Task statement: The answer must be every line below that holds the word "link".

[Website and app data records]
____

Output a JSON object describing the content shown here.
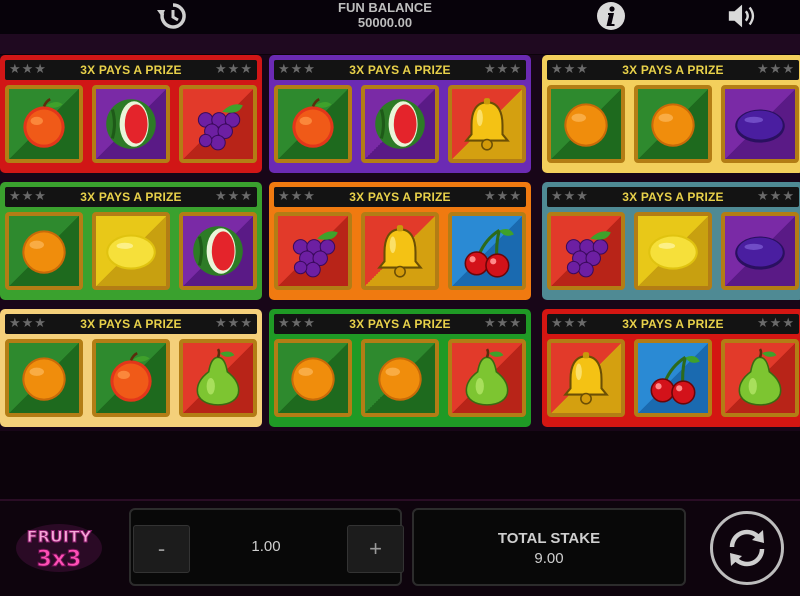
{
  "header": {
    "balance_label": "FUN BALANCE",
    "balance_value": "50000.00",
    "icons": [
      "history-icon",
      "info-icon",
      "sound-icon"
    ]
  },
  "cards": [
    {
      "banner": "3X PAYS A PRIZE",
      "frame": "#d11616",
      "cells": [
        "orange-apple",
        "watermelon",
        "grapes"
      ]
    },
    {
      "banner": "3X PAYS A PRIZE",
      "frame": "#6b2ab4",
      "cells": [
        "orange-apple",
        "watermelon",
        "bell"
      ]
    },
    {
      "banner": "3X PAYS A PRIZE",
      "frame": "#f3cf5c",
      "cells": [
        "orange",
        "orange",
        "plum"
      ]
    },
    {
      "banner": "3X PAYS A PRIZE",
      "frame": "#3aa12e",
      "cells": [
        "orange",
        "lemon",
        "watermelon"
      ]
    },
    {
      "banner": "3X PAYS A PRIZE",
      "frame": "#f07a10",
      "cells": [
        "grapes",
        "bell",
        "cherries"
      ]
    },
    {
      "banner": "3X PAYS A PRIZE",
      "frame": "#4f8a94",
      "cells": [
        "grapes",
        "lemon",
        "plum"
      ]
    },
    {
      "banner": "3X PAYS A PRIZE",
      "frame": "#f4d07a",
      "cells": [
        "orange",
        "orange-apple",
        "pear"
      ]
    },
    {
      "banner": "3X PAYS A PRIZE",
      "frame": "#1f9a25",
      "cells": [
        "orange",
        "orange",
        "pear"
      ]
    },
    {
      "banner": "3X PAYS A PRIZE",
      "frame": "#d41612",
      "cells": [
        "bell",
        "cherries",
        "pear"
      ]
    }
  ],
  "controls": {
    "logo_top": "FRUITY",
    "logo_bottom": "3x3",
    "minus_label": "-",
    "plus_label": "+",
    "bet_value": "1.00",
    "total_stake_label": "TOTAL STAKE",
    "total_stake_value": "9.00",
    "spin_icon": "refresh-icon"
  },
  "colors": {
    "banner_text": "#e8d14a",
    "background": "#0c030b"
  }
}
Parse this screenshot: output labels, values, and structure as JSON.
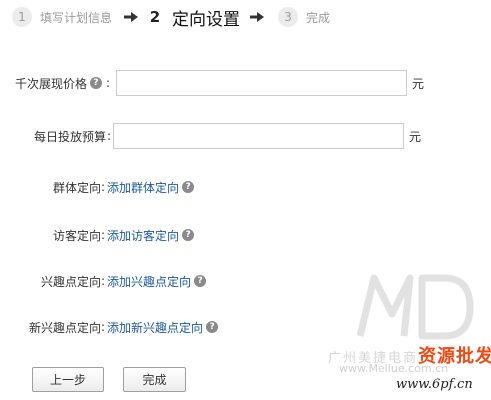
{
  "steps": [
    {
      "number": "1",
      "label": "填写计划信息",
      "state": "done"
    },
    {
      "number": "2",
      "label": "定向设置",
      "state": "active"
    },
    {
      "number": "3",
      "label": "完成",
      "state": "pending"
    }
  ],
  "arrow_icon": "right-arrow-icon",
  "help_icon": "question-circle-icon",
  "form": {
    "cpm_price": {
      "label": "千次展现价格",
      "colon": ":",
      "value": "",
      "unit": "元"
    },
    "daily_budget": {
      "label": "每日投放预算",
      "colon": ":",
      "value": "",
      "unit": "元"
    },
    "group_targeting": {
      "label": "群体定向",
      "colon": ":",
      "link": "添加群体定向"
    },
    "visitor_targeting": {
      "label": "访客定向",
      "colon": ":",
      "link": "添加访客定向"
    },
    "interest_targeting": {
      "label": "兴趣点定向",
      "colon": ":",
      "link": "添加兴趣点定向"
    },
    "new_interest_targeting": {
      "label": "新兴趣点定向",
      "colon": ":",
      "link": "添加新兴趣点定向"
    }
  },
  "buttons": {
    "prev": "上一步",
    "finish": "完成"
  },
  "watermark": {
    "line1_gray": "广州美捷电商",
    "line1_highlight": "资源批发网",
    "line2": "www.Mellue.com.cn",
    "line3": "www.6pf.cn"
  },
  "colors": {
    "link": "#1a5a9a",
    "step_inactive_bg": "#ececec",
    "watermark_highlight": "#f04a12"
  }
}
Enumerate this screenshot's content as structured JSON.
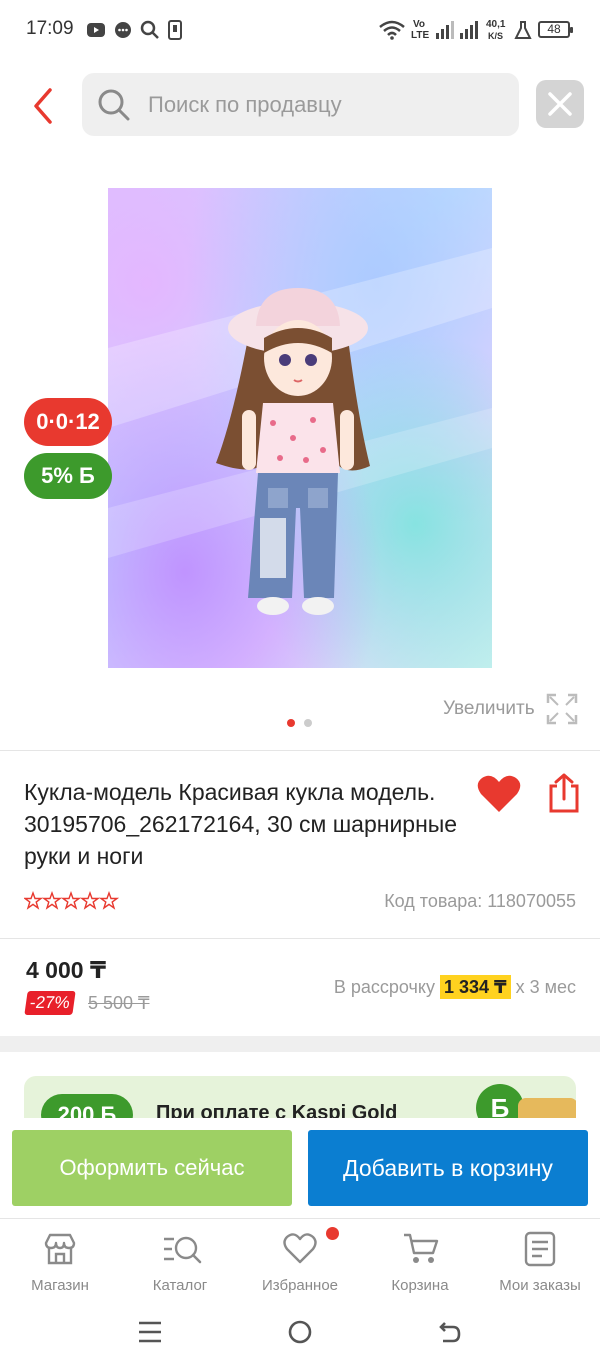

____

Exercise solution:
      "link": "添加群体定向"
      "link": "添加访客定向"
      "link": "添加兴趣点定向"
      "link": "添加新兴趣点定向"
    "link": "#1a5a9a",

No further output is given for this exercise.